It is relatively easy to obtain an FAA instrument rating compared to an EASA IR. With the FAA You do not need to be re-tested every six months as you do in EASA countries. Your FAA twin rating does not have a requirement for a minimum yearly number of flying hours as you would having an EASA license. While an FAA IR or multi pilot’s license is not valid on an EASA-registered aircraft, it is valid on an "N"-registered aircraft. So that is another good reason to "N" register your aircraft. British IMC-ratings are not valid in continental Europe, but the FAA IR licenses are valid all around the world. If you have received flight instruction in an EASA-coutry from an EASA flight instructor, say having had instrument instruction for your IMC-rating, such flight instruction and hours flown counts towards your FAA-license as per US FAR 61.41(b).
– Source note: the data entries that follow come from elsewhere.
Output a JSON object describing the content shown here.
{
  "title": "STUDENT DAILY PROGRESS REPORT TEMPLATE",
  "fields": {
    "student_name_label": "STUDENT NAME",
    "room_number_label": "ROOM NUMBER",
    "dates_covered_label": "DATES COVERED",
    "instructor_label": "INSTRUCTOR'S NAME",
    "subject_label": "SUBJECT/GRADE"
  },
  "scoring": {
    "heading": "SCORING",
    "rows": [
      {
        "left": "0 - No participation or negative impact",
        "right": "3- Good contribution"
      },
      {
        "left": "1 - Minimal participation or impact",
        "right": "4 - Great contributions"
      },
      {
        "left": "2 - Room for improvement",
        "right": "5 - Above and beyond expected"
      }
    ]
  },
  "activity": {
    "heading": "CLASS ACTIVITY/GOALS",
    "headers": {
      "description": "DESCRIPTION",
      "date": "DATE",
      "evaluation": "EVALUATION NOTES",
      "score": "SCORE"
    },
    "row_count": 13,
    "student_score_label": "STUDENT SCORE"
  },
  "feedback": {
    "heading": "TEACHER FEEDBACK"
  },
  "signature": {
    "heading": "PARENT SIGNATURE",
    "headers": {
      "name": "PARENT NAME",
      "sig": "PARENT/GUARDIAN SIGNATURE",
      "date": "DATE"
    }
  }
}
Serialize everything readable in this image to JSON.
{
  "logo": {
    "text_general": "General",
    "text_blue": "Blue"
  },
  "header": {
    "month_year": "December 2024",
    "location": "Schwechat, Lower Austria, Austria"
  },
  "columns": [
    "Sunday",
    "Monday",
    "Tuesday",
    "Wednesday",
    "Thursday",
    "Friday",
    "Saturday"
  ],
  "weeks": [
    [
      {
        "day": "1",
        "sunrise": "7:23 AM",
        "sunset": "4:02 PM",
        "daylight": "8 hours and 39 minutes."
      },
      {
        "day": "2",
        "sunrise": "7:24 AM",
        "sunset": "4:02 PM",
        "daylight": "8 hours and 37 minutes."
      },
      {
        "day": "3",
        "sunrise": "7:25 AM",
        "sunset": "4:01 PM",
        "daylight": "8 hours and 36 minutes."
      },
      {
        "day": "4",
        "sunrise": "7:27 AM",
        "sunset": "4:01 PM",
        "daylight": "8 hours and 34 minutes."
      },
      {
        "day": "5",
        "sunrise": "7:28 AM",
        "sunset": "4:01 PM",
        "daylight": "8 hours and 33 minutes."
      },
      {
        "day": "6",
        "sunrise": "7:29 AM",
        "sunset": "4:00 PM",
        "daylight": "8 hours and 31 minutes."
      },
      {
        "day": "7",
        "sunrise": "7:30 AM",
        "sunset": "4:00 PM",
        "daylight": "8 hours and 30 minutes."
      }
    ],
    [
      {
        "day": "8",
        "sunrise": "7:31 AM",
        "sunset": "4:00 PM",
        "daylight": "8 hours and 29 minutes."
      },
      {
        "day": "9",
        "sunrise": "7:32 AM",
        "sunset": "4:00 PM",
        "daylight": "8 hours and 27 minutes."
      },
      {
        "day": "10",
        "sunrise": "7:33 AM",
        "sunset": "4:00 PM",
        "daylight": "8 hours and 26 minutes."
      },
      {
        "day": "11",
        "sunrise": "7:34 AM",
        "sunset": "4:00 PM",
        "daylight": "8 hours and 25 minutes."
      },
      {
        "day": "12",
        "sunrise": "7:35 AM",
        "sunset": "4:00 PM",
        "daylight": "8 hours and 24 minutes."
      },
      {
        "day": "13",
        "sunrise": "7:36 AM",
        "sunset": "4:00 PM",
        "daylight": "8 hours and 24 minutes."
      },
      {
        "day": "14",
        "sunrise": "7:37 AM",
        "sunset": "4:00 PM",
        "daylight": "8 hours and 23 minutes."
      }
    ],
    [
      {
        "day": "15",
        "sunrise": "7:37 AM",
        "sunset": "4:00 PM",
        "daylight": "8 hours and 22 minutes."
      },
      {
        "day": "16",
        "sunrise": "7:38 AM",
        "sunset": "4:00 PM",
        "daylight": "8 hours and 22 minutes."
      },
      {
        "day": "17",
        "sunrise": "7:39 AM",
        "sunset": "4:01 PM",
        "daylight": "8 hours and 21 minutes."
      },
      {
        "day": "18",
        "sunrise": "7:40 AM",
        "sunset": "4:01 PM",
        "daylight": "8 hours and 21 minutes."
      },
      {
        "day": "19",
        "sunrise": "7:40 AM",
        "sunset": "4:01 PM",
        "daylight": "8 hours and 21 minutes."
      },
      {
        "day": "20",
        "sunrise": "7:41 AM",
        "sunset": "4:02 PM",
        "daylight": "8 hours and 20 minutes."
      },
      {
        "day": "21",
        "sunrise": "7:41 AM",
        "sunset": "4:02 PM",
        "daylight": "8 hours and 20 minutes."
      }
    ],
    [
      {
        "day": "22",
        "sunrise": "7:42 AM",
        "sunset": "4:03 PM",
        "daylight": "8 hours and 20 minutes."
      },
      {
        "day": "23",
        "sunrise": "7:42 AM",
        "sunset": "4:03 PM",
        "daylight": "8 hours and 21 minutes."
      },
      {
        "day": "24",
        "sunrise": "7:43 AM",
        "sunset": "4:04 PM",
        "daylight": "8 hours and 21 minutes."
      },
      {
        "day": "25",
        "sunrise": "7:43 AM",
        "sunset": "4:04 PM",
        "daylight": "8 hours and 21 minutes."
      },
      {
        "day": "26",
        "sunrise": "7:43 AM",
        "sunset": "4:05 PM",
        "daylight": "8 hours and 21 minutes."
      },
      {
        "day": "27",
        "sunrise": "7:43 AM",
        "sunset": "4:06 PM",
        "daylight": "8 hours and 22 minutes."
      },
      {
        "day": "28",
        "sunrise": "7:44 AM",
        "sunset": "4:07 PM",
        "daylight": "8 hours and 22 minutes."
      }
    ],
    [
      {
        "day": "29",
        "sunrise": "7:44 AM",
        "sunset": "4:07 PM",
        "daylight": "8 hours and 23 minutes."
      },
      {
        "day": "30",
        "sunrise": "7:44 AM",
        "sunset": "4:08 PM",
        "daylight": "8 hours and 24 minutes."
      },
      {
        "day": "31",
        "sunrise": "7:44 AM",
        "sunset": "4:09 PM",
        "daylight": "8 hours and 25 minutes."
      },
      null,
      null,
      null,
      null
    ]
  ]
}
Standard FAA aircraft Certificate of Airworthiness have no expiration dates. Once your aircraft has a C. of A., the FAA in Europe does not inspect your GA aircraft. All you need, is having had an annual inspection within the preceding twelve months, even if the airplane has been out of license or not been flown for years.
There are times when you might not wish to have your aircraft insured. For example, perhaps you only fly in the summer season or you might have your aircraft in for extensive maintenance or modification. The FAA (unlike the CAA and all EASA aviation authorities) has no insurance requirements.
What are the advantages in favor of buying or selling an FAA aircraft versus a European registered aircraft?
75% of the world’s aircraft are FAA-registered. You can fly and have an FAA registered aircraft serviced anywhere in the
world. Since there are so many FAA-registered aircraft throughout Europe and the world, when it comes time to sell your
aircraft, you have a wider market for your aircraft. When you wish to purchase an aircraft and require a specific make,
model and equipment, there are more aircraft from which to choose. There are also many FAA-modification STC's available
for your aircraft, that are not available by the EASA. Those that are available by the EASA end up being more costly
The equipment requirements for an FAA aircraft (e.g. flying IR) are not as stringent as for an EASA aircraft. Many items have an allowable service life on an EASA aircraft, which is not always the case on the FAA schedule.
There is a reason there are over 1000 FAA GA aircraft in Europe and many more all over the world. It is simply the best and most economical way to operate an aircraft. Our trust prices are the lowest available, often half or less than that of our competitors.
The FAA is the only aeronautical agency in the world, whose government mandate is (from the U.S.A. Congress): "To foster aviation". Therefore you will not get silly, expensive, unnecessary rules coming from some uninformed bureaucrats. You will get reasonable rules and maintenance schedules so you might safely and economically enjoy aircraft ownership. Join the FAA and allow International Air Services Inc. the pleasure of serving you!